Once you read "Bartleby the Scrivener," you'll never really shake it off – trust us on this one. We here at Shmoop first read it back in high school, and it's still lingering uncomfortably in the backs of our minds. Why, you ask? Well…hmm, we respond. We're not sure. It's hard to say what it is that makes "Bartleby" so compelling, but whatever it is definitely relates to the problematic issue of morality and personal responsibility. In this story, Melville asks us to consider how far our moral duties extend – that is to say, how responsible are we for our fellow human beings? That's not a question easily answered.
Questions About Morality and Ethics
Do you think the Narrator did the "right" thing when he left Bartleby in the old office?
Does the Narrator bear any responsibility towards Bartleby?
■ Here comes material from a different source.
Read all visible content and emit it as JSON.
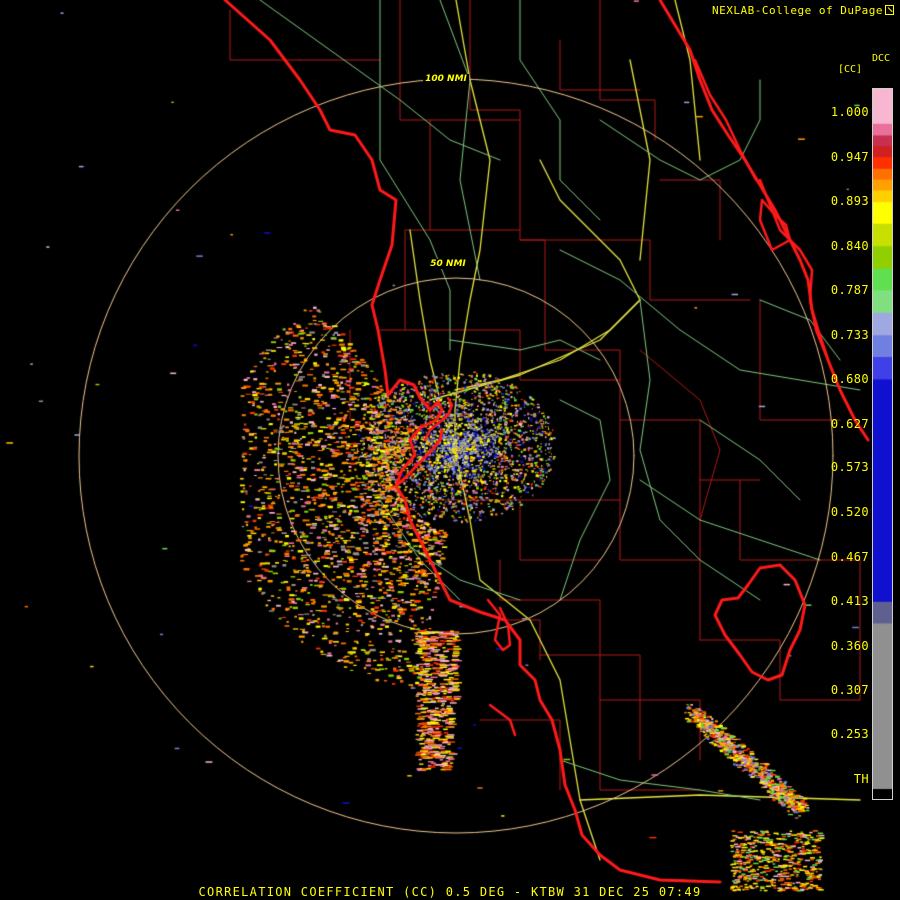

Why or why not?
Can Bartleby's passive resistance be defined as ethical or unethical?
Is Bartleby's imprisonment just or unjust?
Chew on This
The Narrator is driven to help (or attempt to help) by a basic sense of moral responsibility, rather than anything else.
The figure of Bartleby demonstrates that morality and ethics no longer play effective roles in the modern world.